Title: Pathogen losses in surface runoff from dairy manure applied to corn fields

item Borchardt, Mark
item Jokela, William
item Spencer, Susan

Submitted to: American Society for Microbiology
Publication Type: Abstract Only
Publication Acceptance Date: 4/4/2011
Publication Date: 4/21/2011
Citation: Borchardt, M.A., Jokela, W.E., Spencer, S.K. 2011. Pathogen losses in surface runoff from dairy manure applied to corn fields. American Society for Microbiology. Abstract #1436.

Interpretive Summary:

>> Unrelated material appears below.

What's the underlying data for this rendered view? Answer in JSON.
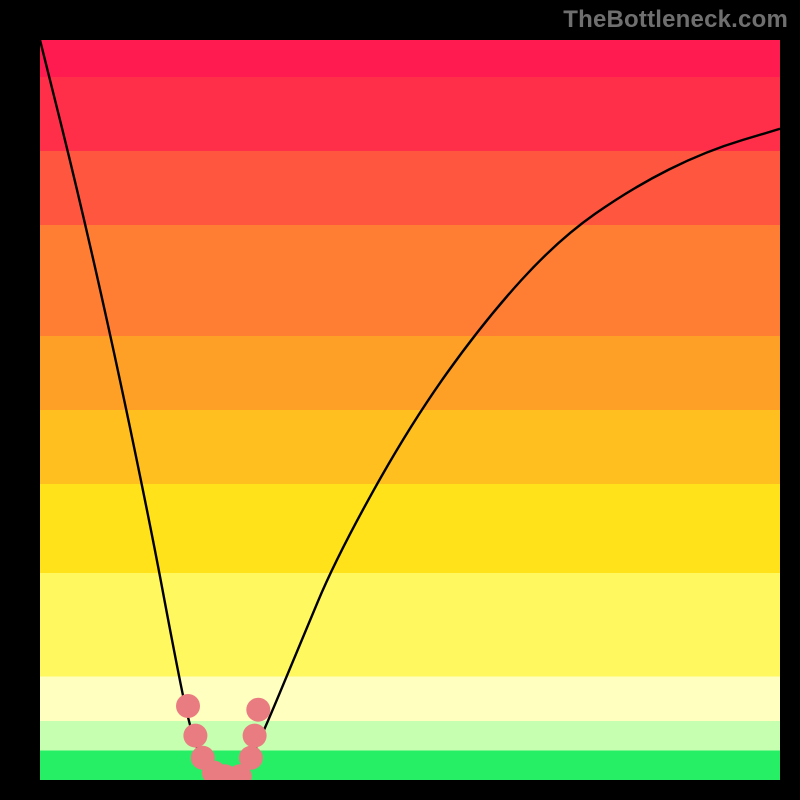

Technical Abstract: Background: Pathogens in manure applied to agricultural fields may be transported offsite via runoff and potentially transmitted to livestock and humans. This study is quantifying runoff losses of bovine enteric pathogens from dairy manure applied to corn silage fields under different manure/crop/tillage management systems. Methods: The paired-watershed research site in central Wisconsin consists of four 1.6 ha adjacent fields, each equipped with 60-cm H-flumes, flow meters, and automated runoff samplers. During runoff pathogens are concentrated continuously using glass wool filtration. Samples are analyzed for bovine enteric protozoa, bacteria, and viruses by qPCR and for indicator E. coli by fluorogenic assay. Data reported here are from one year of the calibration period (Nov 2007 – August 2008), during which all fields were treated identically with a single manure application (56,000 L/ha) in autumn immediately followed by chisel plowing. Results: The applied manure contained bovine enterovirus, rotavirus, Campylobacter jejuni, Salmonella enterica serovar Typhimurium, and Cryptosporidium parvum at concentrations ranging from 8.4 x 104 to 6.5 x 105 genomic copies/L. The first runoff occurred 6 months after application during snow melt in April; all pathogen types originally detected in the manure were present at concentrations ranging from 1 x 100 to 6.8 x 102 gc/L. Pathogen loss was greatest during snowmelt, however rotavirus, the pathogen applied at the highest concentration, continued to be detected in runoff into July. Of the 18 runoffs events through August, pathogens were measured in 10. Opposite to the seasonal levels of pathogens, indicator E. coli concentrations were highest in summer runoff and appeared correlated with daily soil temperatures. Conclusion: Pathogen genomes in dairy manure applied and tilled into fields in Wisconsin in autumn can be lost in runoff for many months following application. The time when exposure risk to pathogen-contaminated runoff is potentially greatest is not necessarily shown by measuring indicator E. coli.